Retyping each entry exactly is the whole task.

** Record extracts follows **

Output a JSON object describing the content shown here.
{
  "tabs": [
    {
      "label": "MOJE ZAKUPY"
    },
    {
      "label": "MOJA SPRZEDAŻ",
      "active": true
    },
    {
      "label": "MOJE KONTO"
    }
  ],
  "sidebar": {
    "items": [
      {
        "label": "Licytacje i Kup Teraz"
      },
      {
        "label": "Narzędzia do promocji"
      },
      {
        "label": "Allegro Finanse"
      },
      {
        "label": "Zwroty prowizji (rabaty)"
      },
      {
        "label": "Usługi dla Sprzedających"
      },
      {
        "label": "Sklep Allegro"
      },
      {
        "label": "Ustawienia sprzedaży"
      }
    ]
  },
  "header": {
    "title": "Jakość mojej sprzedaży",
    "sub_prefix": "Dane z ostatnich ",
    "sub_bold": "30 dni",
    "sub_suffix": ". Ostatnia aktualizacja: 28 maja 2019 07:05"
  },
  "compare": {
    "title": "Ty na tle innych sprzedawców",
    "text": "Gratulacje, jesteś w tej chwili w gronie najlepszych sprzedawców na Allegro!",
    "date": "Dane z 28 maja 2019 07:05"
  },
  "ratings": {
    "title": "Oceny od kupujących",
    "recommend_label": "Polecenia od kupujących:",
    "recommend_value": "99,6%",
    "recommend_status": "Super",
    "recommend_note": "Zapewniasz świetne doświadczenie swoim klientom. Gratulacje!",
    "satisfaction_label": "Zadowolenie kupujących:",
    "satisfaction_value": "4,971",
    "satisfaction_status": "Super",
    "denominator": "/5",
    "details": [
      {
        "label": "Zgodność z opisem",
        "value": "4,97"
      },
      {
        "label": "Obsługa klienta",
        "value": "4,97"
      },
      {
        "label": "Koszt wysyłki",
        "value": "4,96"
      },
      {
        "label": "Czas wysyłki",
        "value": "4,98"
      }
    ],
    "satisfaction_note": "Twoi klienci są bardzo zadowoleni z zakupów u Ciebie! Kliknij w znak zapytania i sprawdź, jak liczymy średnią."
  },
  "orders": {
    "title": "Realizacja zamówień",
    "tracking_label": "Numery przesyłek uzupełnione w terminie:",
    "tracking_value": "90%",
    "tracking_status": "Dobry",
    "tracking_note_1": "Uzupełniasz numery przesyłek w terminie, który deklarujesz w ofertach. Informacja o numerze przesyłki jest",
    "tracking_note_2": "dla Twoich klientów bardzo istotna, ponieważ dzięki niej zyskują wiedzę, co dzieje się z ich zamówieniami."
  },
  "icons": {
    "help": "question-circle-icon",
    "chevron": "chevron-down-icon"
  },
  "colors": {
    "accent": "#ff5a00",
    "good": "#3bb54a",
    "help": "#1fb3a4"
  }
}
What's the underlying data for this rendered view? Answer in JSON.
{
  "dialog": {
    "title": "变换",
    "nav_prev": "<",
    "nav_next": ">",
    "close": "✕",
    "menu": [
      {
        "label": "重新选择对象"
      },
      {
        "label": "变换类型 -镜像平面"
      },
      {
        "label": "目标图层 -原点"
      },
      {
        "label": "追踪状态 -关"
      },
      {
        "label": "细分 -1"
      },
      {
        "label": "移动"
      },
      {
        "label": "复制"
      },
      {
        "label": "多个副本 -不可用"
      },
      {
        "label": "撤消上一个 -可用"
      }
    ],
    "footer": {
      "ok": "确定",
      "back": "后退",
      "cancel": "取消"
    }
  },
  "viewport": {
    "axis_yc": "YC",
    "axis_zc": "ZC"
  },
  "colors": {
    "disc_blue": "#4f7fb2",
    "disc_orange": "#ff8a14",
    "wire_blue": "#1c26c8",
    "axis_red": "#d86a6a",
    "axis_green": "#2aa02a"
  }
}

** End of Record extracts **

• [Answer for this exercise]
Output a JSON object describing the content shown here.
{
  "tabs": [
    {
      "label": "MOJE ZAKUPY"
    },
    {
      "label": "MOJA SPRZEDAŻ",
      "active": true
    },
    {
      "label": "MOJE KONTO"
    }
  ],
  "sidebar": {
    "items": [
      {
        "label": "Licytacje i Kup Teraz"
      },
      {
        "label": "Narzędzia do promocji"
      },
      {
        "label": "Allegro Finanse"
      },
      {
        "label": "Zwroty prowizji (rabaty)"
      },
      {
        "label": "Usługi dla Sprzedających"
      },
      {
        "label": "Sklep Allegro"
      },
      {
        "label": "Ustawienia sprzedaży"
      }
    ]
  },
  "header": {
    "title": "Jakość mojej sprzedaży",
    "sub_prefix": "Dane z ostatnich ",
    "sub_bold": "30 dni",
    "sub_suffix": ". Ostatnia aktualizacja: 28 maja 2019 07:05"
  },
  "compare": {
    "title": "Ty na tle innych sprzedawców",
    "text": "Gratulacje, jesteś w tej chwili w gronie najlepszych sprzedawców na Allegro!",
    "date": "Dane z 28 maja 2019 07:05"
  },
  "ratings": {
    "title": "Oceny od kupujących",
    "recommend_label": "Polecenia od kupujących:",
    "recommend_value": "99,6%",
    "recommend_status": "Super",
    "recommend_note": "Zapewniasz świetne doświadczenie swoim klientom. Gratulacje!",
    "satisfaction_label": "Zadowolenie kupujących:",
    "satisfaction_value": "4,971",
    "satisfaction_status": "Super",
    "denominator": "/5",
    "details": [
      {
        "label": "Zgodność z opisem",
        "value": "4,97"
      },
      {
        "label": "Obsługa klienta",
        "value": "4,97"
      },
      {
        "label": "Koszt wysyłki",
        "value": "4,96"
      },
      {
        "label": "Czas wysyłki",
        "value": "4,98"
      }
    ],
    "satisfaction_note": "Twoi klienci są bardzo zadowoleni z zakupów u Ciebie! Kliknij w znak zapytania i sprawdź, jak liczymy średnią."
  },
  "orders": {
    "title": "Realizacja zamówień",
    "tracking_label": "Numery przesyłek uzupełnione w terminie:",
    "tracking_value": "90%",
    "tracking_status": "Dobry",
    "tracking_note_1": "Uzupełniasz numery przesyłek w terminie, który deklarujesz w ofertach. Informacja o numerze przesyłki jest",
    "tracking_note_2": "dla Twoich klientów bardzo istotna, ponieważ dzięki niej zyskują wiedzę, co dzieje się z ich zamówieniami."
  },
  "icons": {
    "help": "question-circle-icon",
    "chevron": "chevron-down-icon"
  },
  "colors": {
    "accent": "#ff5a00",
    "good": "#3bb54a",
    "help": "#1fb3a4"
  }
}
What's the underlying data for this rendered view? Answer in JSON.
{
  "dialog": {
    "title": "变换",
    "nav_prev": "<",
    "nav_next": ">",
    "close": "✕",
    "menu": [
      {
        "label": "重新选择对象"
      },
      {
        "label": "变换类型 -镜像平面"
      },
      {
        "label": "目标图层 -原点"
      },
      {
        "label": "追踪状态 -关"
      },
      {
        "label": "细分 -1"
      },
      {
        "label": "移动"
      },
      {
        "label": "复制"
      },
      {
        "label": "多个副本 -不可用"
      },
      {
        "label": "撤消上一个 -可用"
      }
    ],
    "footer": {
      "ok": "确定",
      "back": "后退",
      "cancel": "取消"
    }
  },
  "viewport": {
    "axis_yc": "YC",
    "axis_zc": "ZC"
  },
  "colors": {
    "disc_blue": "#4f7fb2",
    "disc_orange": "#ff8a14",
    "wire_blue": "#1c26c8",
    "axis_red": "#d86a6a",
    "axis_green": "#2aa02a"
  }
}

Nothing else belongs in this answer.